Before a match (~3-4 hours) athletes will be having a carbohydrate rich meal with a small amount of protein and fluids. These carbohydrates will keep a steady energy store to power through the matches later on. Protein is a good compliment to the meal, however is more necessary after the match. This may be a chicken and salad sandwich, spaghetti bolognese or muesli with fruit. They may also top up with small snacks such as yoghurt, fruit or a handful of nuts.
During a match – Hydrate
Hydration is key to replace fluids and prevent dehydration. Ball-kids are often at the ready with fluids and a towel to ensure hydration is always available. During the match, so much energy is used that glycogen stores (i.e. stored carbs) are depleted. Therefore it is important to replenish these stores.
For athletes who don’t like to eat during a match, they’ll often rely on gels, shot bloks, gummies and sports drinks. Other athletes might go for a more conventional option and eat a little snack such as an energy bar, dried fruit or a piece of fruit like a banana. These can enhance performance and delay the onset of fatigue.
Post match – Recovery
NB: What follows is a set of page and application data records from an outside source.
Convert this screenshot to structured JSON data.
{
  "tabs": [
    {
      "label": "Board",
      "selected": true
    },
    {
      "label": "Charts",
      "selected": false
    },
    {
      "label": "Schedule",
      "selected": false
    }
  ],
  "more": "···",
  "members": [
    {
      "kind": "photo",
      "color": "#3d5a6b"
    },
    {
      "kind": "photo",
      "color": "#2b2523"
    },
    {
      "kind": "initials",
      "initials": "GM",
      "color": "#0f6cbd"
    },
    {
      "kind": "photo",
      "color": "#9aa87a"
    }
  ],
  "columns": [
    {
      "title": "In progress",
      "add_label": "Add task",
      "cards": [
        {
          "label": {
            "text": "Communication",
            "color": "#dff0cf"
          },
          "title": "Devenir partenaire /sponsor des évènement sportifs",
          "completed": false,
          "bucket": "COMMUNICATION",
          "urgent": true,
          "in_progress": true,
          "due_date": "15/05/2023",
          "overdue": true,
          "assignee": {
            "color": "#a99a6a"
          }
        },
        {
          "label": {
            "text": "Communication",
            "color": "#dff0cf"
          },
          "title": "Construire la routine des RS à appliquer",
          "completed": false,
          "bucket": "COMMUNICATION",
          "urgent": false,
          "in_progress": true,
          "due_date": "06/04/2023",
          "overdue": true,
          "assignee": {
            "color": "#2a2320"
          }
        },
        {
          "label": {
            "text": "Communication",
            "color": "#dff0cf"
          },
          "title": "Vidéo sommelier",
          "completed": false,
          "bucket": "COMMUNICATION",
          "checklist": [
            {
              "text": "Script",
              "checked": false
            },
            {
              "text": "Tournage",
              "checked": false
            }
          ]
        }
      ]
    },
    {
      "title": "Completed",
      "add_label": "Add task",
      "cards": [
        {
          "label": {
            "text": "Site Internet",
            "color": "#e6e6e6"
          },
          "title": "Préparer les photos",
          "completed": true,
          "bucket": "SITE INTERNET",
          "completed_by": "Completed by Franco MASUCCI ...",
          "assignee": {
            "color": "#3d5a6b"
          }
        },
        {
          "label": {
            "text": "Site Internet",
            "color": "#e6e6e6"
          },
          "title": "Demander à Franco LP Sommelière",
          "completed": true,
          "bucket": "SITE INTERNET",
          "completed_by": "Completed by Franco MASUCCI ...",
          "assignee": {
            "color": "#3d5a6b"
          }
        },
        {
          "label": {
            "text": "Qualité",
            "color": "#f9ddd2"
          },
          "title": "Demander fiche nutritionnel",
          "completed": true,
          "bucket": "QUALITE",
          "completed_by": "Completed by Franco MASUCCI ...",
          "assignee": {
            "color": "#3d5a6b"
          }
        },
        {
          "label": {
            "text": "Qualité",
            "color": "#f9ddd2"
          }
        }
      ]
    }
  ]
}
During tournaments like AO, it’s important for athletes to begin recovery nutrition as soon as possible post-match, as the next game is often not far away. So much energy has been expended so the key here is to refuel their bodies. Snacks should contain carbohydrates for fuel, protein for muscle repair and recovery and plenty of fluids to replenish losses. Fruit and vegetables are also important for their antioxidant properties to prevent illness from over-exertion.
Some examples include egg salad sandwich, flavoured milk and a handful of nuts, chicken salad & avocado wrap or spaghetti bolognese with a side salad.
What do the stars eat before their games?
- Breakfast: homemade waffles w/ fresh fruit compote w/ fresh juice, coffee & a vinegar shot
- Before match: pasta with a light sauce
- During match: chocolate flavoured energy bars and bananas
Other Days/ Favourite Foods: Italian, Japanese, Indian, ice cream, chocolate, fonduta (Swiss cheese dish), raclette (cheese that is melted and scraped on a plate).
- Before match: seafood pasta or shrimp dumplings
- During match: bananas & isotonic energy drinks
- After: olives and chocolates, his mother’s home-cooked paella
NOVAK DJOKOVIC – Gluten Free
- Breakfast: muesli with honey and fruit or green & fresh vegetables
- Lunch: oats, dried cranberries, golden raisins, pumpkin or sunflower seeds and sliced almonds served with rice or almond milk and bananas, berries or sliced apples
- Before match: pasta with olive oil and garlic cloves with yellow squash, zucchini, asparagus, sun-dried tomatoes and vegan cheese
- After match: fish or sea bass with mango and papaya salsa and carrot ginger soup.
- Snacks: blueberry almond butter smoothies
- Breakfast: pancakes
- Before match: pasta
- During match: energy bars, bananas and German energy drink
- After match: strawberry flavour drink and heavy dinner with turkey, chicken or steak with rice and potatoes
- Before game: sushi or pasta with olive oil and parmesan
- During game: bananas and energy bars
- After match: pizza
- This article was written co-authored by Lauren Hancox (a dietitian intern at The Biting Truth).
- To read other nutrition articles from The Biting Truth, click here.
- Fore more information on sports nutrition for tennis, click here.